§ Goal of the exercise
Wherever "chave" appears in a line of the listing, report that line.
________________
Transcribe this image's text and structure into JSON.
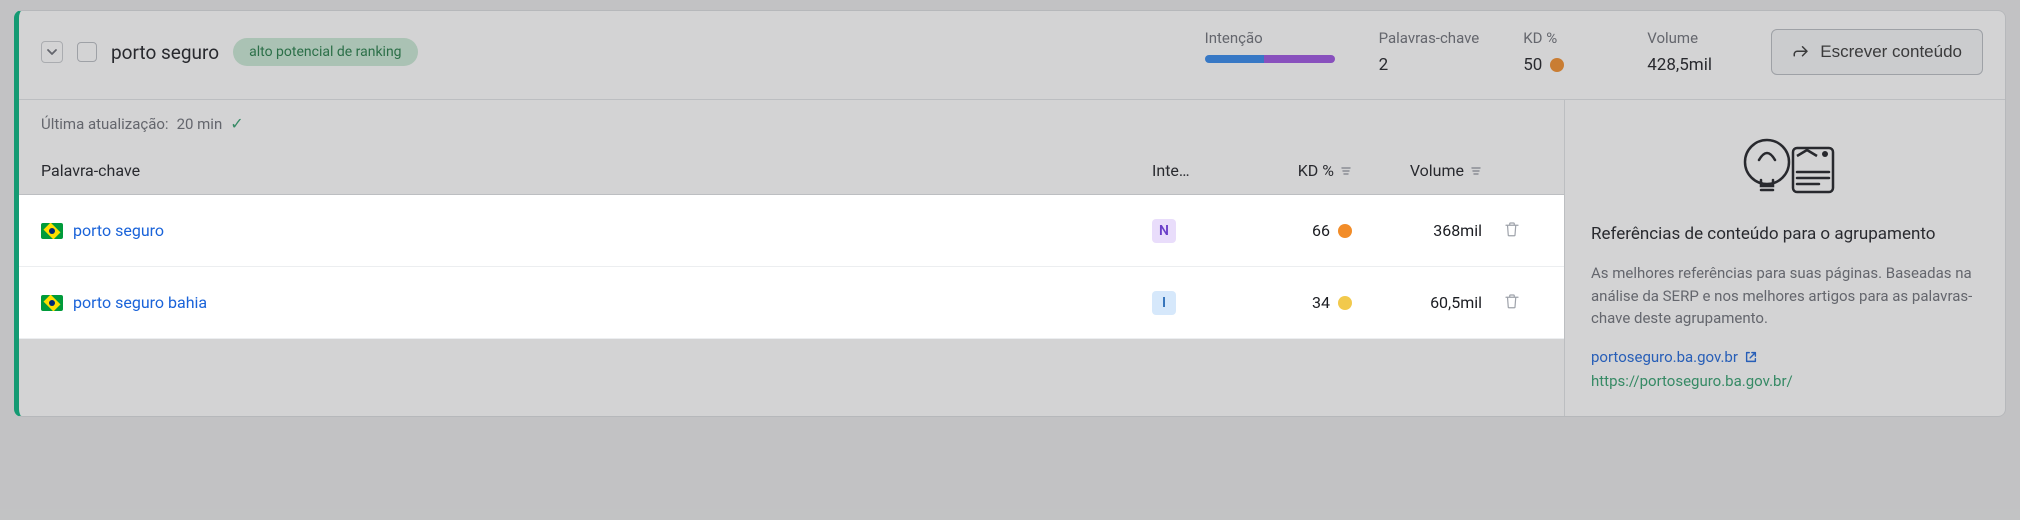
{
  "group": {
    "title": "porto seguro",
    "badge": "alto potencial de ranking",
    "write_button": "Escrever conteúdo"
  },
  "metrics": {
    "intent_label": "Intenção",
    "intent_split": {
      "blue_pct": 46,
      "purple_pct": 54
    },
    "keywords_label": "Palavras-chave",
    "keywords_value": "2",
    "kd_label": "KD %",
    "kd_value": "50",
    "kd_color": "kd-orange",
    "volume_label": "Volume",
    "volume_value": "428,5mil"
  },
  "updated": {
    "prefix": "Última atualização: ",
    "value": "20 min"
  },
  "columns": {
    "keyword": "Palavra-chave",
    "intent": "Inte…",
    "kd": "KD %",
    "volume": "Volume"
  },
  "rows": [
    {
      "keyword": "porto seguro",
      "intent_badge": "N",
      "intent_class": "int-N",
      "kd": "66",
      "kd_color": "kd-orange",
      "volume": "368mil"
    },
    {
      "keyword": "porto seguro bahia",
      "intent_badge": "I",
      "intent_class": "int-I",
      "kd": "34",
      "kd_color": "kd-yellow",
      "volume": "60,5mil"
    }
  ],
  "side": {
    "title": "Referências de conteúdo para o agrupamento",
    "desc": "As melhores referências para suas páginas. Baseadas na análise da SERP e nos melhores artigos para as palavras-chave deste agrupamento.",
    "ref_domain": "portoseguro.ba.gov.br",
    "ref_url": "https://portoseguro.ba.gov.br/"
  }
}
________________
§ Your response
    "keywords_label": "Palavras-chave",
    "keyword": "Palavra-chave",
    "desc": "As melhores referências para suas páginas. Baseadas na análise da SERP e nos melhores artigos para as palavras-chave deste agrupamento.",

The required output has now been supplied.